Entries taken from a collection
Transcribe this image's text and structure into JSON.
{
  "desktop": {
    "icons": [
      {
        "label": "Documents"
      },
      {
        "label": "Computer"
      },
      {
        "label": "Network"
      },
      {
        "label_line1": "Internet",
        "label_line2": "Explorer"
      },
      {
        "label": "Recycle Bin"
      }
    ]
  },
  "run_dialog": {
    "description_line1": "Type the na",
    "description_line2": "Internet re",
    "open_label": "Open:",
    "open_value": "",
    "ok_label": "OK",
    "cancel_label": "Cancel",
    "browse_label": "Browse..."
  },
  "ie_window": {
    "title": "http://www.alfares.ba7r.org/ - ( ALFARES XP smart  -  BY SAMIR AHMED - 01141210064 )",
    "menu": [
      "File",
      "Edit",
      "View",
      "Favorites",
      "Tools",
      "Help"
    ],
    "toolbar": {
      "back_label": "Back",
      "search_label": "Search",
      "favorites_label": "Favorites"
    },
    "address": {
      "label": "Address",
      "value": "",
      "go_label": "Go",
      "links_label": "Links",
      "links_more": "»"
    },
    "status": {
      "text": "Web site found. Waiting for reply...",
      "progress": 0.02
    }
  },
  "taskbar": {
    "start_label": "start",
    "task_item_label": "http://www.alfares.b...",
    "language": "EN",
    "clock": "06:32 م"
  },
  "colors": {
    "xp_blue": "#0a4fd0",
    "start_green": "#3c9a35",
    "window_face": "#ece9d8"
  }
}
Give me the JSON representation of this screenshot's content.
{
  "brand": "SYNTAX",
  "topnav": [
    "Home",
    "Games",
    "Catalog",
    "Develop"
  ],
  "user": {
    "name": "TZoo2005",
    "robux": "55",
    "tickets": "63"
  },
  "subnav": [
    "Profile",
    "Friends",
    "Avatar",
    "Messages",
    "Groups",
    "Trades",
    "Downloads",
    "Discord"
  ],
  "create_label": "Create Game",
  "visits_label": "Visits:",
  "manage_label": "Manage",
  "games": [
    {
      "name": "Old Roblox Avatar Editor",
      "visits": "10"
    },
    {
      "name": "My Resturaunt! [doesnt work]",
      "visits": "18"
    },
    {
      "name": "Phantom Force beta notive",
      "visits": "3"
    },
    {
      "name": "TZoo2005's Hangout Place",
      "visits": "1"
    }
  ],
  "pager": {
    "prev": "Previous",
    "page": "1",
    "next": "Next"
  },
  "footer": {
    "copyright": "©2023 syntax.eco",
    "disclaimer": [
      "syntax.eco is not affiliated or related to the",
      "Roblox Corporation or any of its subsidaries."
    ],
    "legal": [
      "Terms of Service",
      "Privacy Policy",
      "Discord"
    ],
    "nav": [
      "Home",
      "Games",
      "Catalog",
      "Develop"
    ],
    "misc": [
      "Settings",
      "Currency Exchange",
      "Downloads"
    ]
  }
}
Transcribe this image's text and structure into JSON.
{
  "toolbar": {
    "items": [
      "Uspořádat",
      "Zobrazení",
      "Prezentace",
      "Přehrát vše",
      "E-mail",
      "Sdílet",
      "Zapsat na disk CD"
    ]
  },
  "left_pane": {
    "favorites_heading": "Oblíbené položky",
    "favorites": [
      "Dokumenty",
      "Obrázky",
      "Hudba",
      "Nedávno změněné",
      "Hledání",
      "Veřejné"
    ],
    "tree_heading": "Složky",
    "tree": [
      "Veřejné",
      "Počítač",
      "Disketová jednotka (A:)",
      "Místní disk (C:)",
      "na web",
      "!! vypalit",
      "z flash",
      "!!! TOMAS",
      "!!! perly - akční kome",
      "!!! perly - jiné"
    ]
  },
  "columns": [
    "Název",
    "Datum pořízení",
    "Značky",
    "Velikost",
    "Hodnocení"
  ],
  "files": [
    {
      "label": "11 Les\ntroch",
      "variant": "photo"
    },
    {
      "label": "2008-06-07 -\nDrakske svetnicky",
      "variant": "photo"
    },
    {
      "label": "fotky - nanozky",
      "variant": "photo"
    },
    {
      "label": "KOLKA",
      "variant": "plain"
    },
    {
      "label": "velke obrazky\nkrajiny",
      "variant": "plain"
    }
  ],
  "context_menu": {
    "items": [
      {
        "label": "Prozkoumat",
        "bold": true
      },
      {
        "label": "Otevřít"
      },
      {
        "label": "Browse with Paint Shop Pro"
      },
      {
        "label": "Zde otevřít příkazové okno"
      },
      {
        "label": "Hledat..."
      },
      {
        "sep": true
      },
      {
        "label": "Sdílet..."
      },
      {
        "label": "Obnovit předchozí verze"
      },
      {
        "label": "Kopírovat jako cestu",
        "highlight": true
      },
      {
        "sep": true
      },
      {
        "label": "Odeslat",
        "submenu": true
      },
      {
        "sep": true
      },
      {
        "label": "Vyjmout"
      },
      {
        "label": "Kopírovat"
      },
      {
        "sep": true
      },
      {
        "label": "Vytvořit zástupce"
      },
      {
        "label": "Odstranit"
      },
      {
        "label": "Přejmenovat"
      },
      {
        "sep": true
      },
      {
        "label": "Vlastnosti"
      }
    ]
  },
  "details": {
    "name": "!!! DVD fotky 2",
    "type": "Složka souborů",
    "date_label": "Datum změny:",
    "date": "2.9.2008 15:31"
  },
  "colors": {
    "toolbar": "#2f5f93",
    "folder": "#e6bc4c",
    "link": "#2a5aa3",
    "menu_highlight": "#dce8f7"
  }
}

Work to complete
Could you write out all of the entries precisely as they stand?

Exercise result
Transcribe this image's text and structure into JSON.
{
  "desktop": {
    "icons": [
      {
        "label": "Documents"
      },
      {
        "label": "Computer"
      },
      {
        "label": "Network"
      },
      {
        "label_line1": "Internet",
        "label_line2": "Explorer"
      },
      {
        "label": "Recycle Bin"
      }
    ]
  },
  "run_dialog": {
    "description_line1": "Type the na",
    "description_line2": "Internet re",
    "open_label": "Open:",
    "open_value": "",
    "ok_label": "OK",
    "cancel_label": "Cancel",
    "browse_label": "Browse..."
  },
  "ie_window": {
    "title": "http://www.alfares.ba7r.org/ - ( ALFARES XP smart  -  BY SAMIR AHMED - 01141210064 )",
    "menu": [
      "File",
      "Edit",
      "View",
      "Favorites",
      "Tools",
      "Help"
    ],
    "toolbar": {
      "back_label": "Back",
      "search_label": "Search",
      "favorites_label": "Favorites"
    },
    "address": {
      "label": "Address",
      "value": "",
      "go_label": "Go",
      "links_label": "Links",
      "links_more": "»"
    },
    "status": {
      "text": "Web site found. Waiting for reply...",
      "progress": 0.02
    }
  },
  "taskbar": {
    "start_label": "start",
    "task_item_label": "http://www.alfares.b...",
    "language": "EN",
    "clock": "06:32 م"
  },
  "colors": {
    "xp_blue": "#0a4fd0",
    "start_green": "#3c9a35",
    "window_face": "#ece9d8"
  }
}
Give me the JSON representation of this screenshot's content.
{
  "brand": "SYNTAX",
  "topnav": [
    "Home",
    "Games",
    "Catalog",
    "Develop"
  ],
  "user": {
    "name": "TZoo2005",
    "robux": "55",
    "tickets": "63"
  },
  "subnav": [
    "Profile",
    "Friends",
    "Avatar",
    "Messages",
    "Groups",
    "Trades",
    "Downloads",
    "Discord"
  ],
  "create_label": "Create Game",
  "visits_label": "Visits:",
  "manage_label": "Manage",
  "games": [
    {
      "name": "Old Roblox Avatar Editor",
      "visits": "10"
    },
    {
      "name": "My Resturaunt! [doesnt work]",
      "visits": "18"
    },
    {
      "name": "Phantom Force beta notive",
      "visits": "3"
    },
    {
      "name": "TZoo2005's Hangout Place",
      "visits": "1"
    }
  ],
  "pager": {
    "prev": "Previous",
    "page": "1",
    "next": "Next"
  },
  "footer": {
    "copyright": "©2023 syntax.eco",
    "disclaimer": [
      "syntax.eco is not affiliated or related to the",
      "Roblox Corporation or any of its subsidaries."
    ],
    "legal": [
      "Terms of Service",
      "Privacy Policy",
      "Discord"
    ],
    "nav": [
      "Home",
      "Games",
      "Catalog",
      "Develop"
    ],
    "misc": [
      "Settings",
      "Currency Exchange",
      "Downloads"
    ]
  }
}
Transcribe this image's text and structure into JSON.
{
  "toolbar": {
    "items": [
      "Uspořádat",
      "Zobrazení",
      "Prezentace",
      "Přehrát vše",
      "E-mail",
      "Sdílet",
      "Zapsat na disk CD"
    ]
  },
  "left_pane": {
    "favorites_heading": "Oblíbené položky",
    "favorites": [
      "Dokumenty",
      "Obrázky",
      "Hudba",
      "Nedávno změněné",
      "Hledání",
      "Veřejné"
    ],
    "tree_heading": "Složky",
    "tree": [
      "Veřejné",
      "Počítač",
      "Disketová jednotka (A:)",
      "Místní disk (C:)",
      "na web",
      "!! vypalit",
      "z flash",
      "!!! TOMAS",
      "!!! perly - akční kome",
      "!!! perly - jiné"
    ]
  },
  "columns": [
    "Název",
    "Datum pořízení",
    "Značky",
    "Velikost",
    "Hodnocení"
  ],
  "files": [
    {
      "label": "11 Les\ntroch",
      "variant": "photo"
    },
    {
      "label": "2008-06-07 -\nDrakske svetnicky",
      "variant": "photo"
    },
    {
      "label": "fotky - nanozky",
      "variant": "photo"
    },
    {
      "label": "KOLKA",
      "variant": "plain"
    },
    {
      "label": "velke obrazky\nkrajiny",
      "variant": "plain"
    }
  ],
  "context_menu": {
    "items": [
      {
        "label": "Prozkoumat",
        "bold": true
      },
      {
        "label": "Otevřít"
      },
      {
        "label": "Browse with Paint Shop Pro"
      },
      {
        "label": "Zde otevřít příkazové okno"
      },
      {
        "label": "Hledat..."
      },
      {
        "sep": true
      },
      {
        "label": "Sdílet..."
      },
      {
        "label": "Obnovit předchozí verze"
      },
      {
        "label": "Kopírovat jako cestu",
        "highlight": true
      },
      {
        "sep": true
      },
      {
        "label": "Odeslat",
        "submenu": true
      },
      {
        "sep": true
      },
      {
        "label": "Vyjmout"
      },
      {
        "label": "Kopírovat"
      },
      {
        "sep": true
      },
      {
        "label": "Vytvořit zástupce"
      },
      {
        "label": "Odstranit"
      },
      {
        "label": "Přejmenovat"
      },
      {
        "sep": true
      },
      {
        "label": "Vlastnosti"
      }
    ]
  },
  "details": {
    "name": "!!! DVD fotky 2",
    "type": "Složka souborů",
    "date_label": "Datum změny:",
    "date": "2.9.2008 15:31"
  },
  "colors": {
    "toolbar": "#2f5f93",
    "folder": "#e6bc4c",
    "link": "#2a5aa3",
    "menu_highlight": "#dce8f7"
  }
}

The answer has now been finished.